> _What is required_: Read the listing below and copy out every line that holds "subject".

> _Input data_:
- Opening Delimiter -
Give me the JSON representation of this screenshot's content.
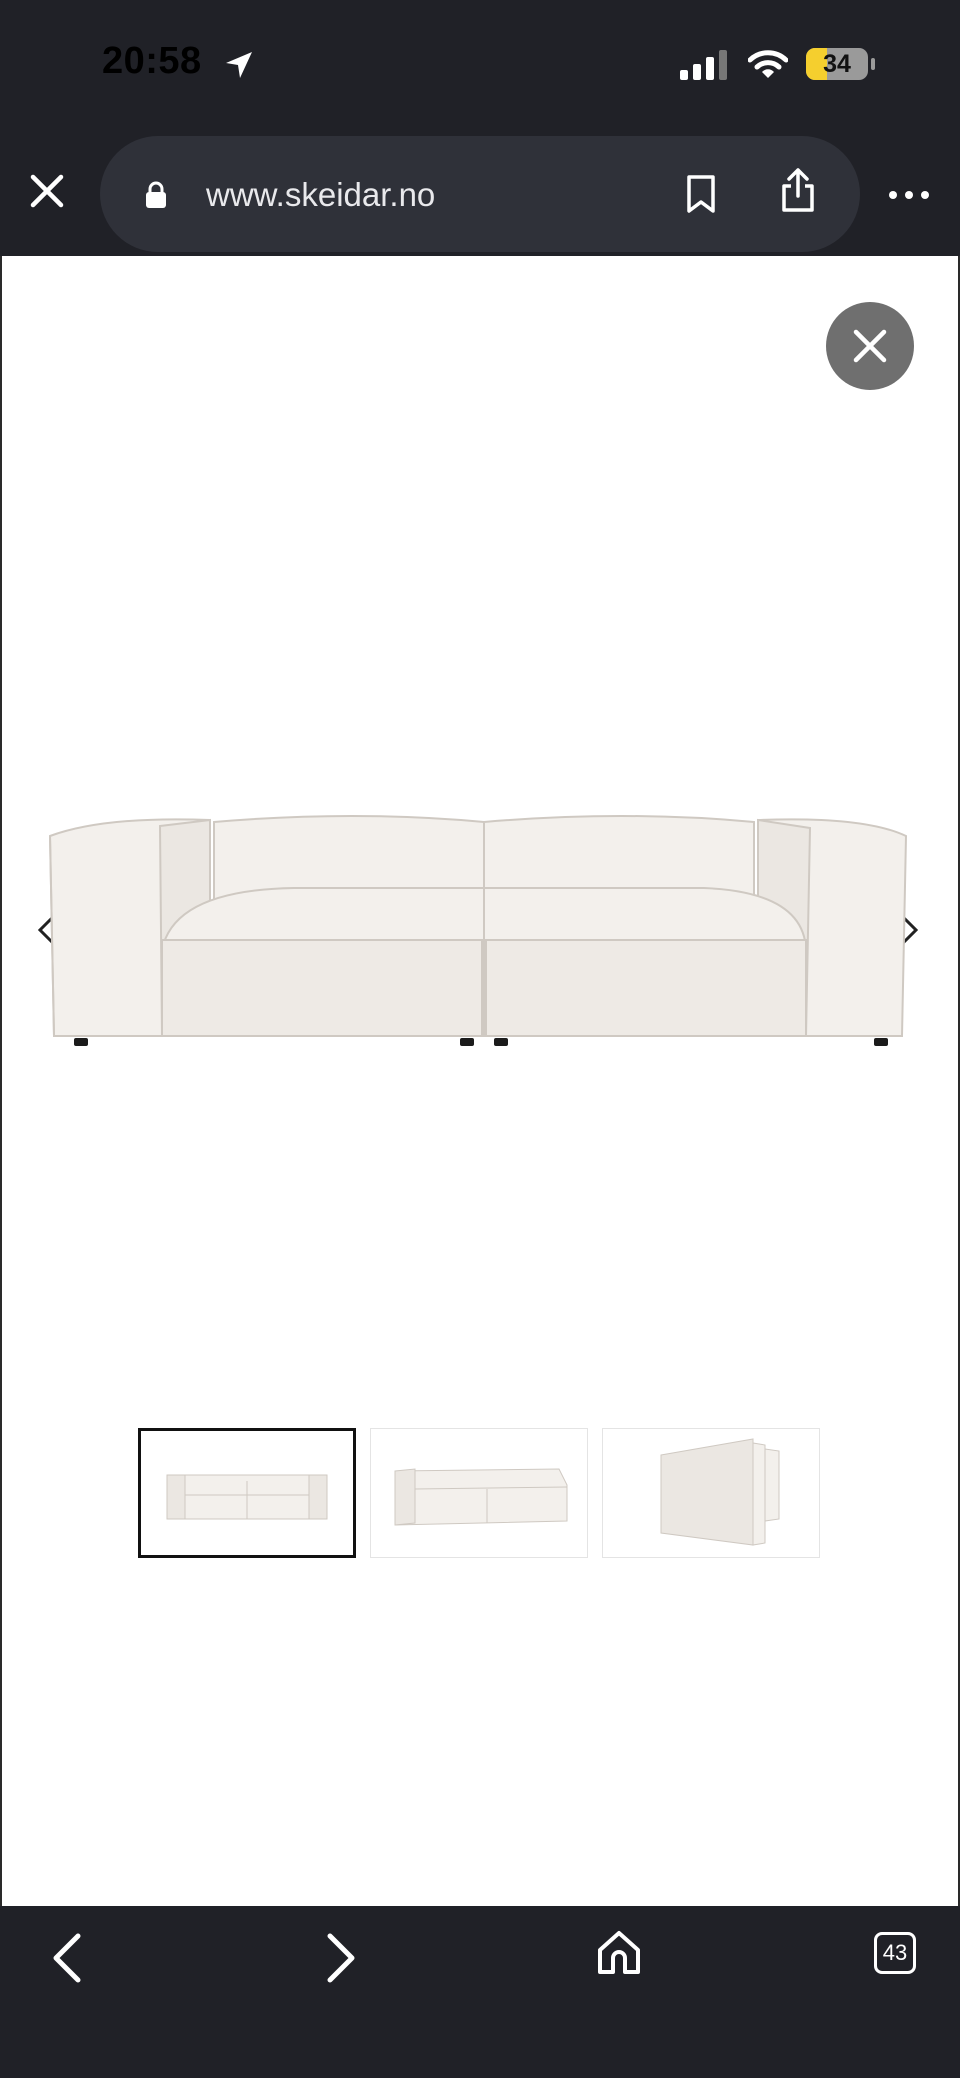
{
  "status_bar": {
    "time": "20:58",
    "battery_level": "34",
    "battery_fraction": 0.34
  },
  "browser": {
    "url": "www.skeidar.no",
    "tab_count": "43"
  },
  "gallery": {
    "image_count": 3,
    "active_index": 0,
    "thumbnails": [
      {
        "subject": "sofa-front"
      },
      {
        "subject": "sofa-angle"
      },
      {
        "subject": "sofa-side"
      }
    ]
  },
  "colors": {
    "chrome_bg": "#202127",
    "urlbar_bg": "#2f3139",
    "battery_fill": "#f5cf2e",
    "close_button_bg": "#6f6f6f",
    "sofa_fabric": "#f3f0ec"
  },
  "icons": {
    "location": "location-arrow-icon",
    "signal": "cellular-signal-icon",
    "wifi": "wifi-icon",
    "close_tab": "close-icon",
    "lock": "lock-icon",
    "bookmark": "bookmark-icon",
    "share": "share-icon",
    "more": "more-icon",
    "close_gallery": "close-icon",
    "prev": "chevron-left-icon",
    "next": "chevron-right-icon",
    "back": "back-icon",
    "forward": "forward-icon",
    "home": "home-icon"
  }
}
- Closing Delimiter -
> _Answer box_:
        "subject": "sofa-front"
        "subject": "sofa-angle"
        "subject": "sofa-side"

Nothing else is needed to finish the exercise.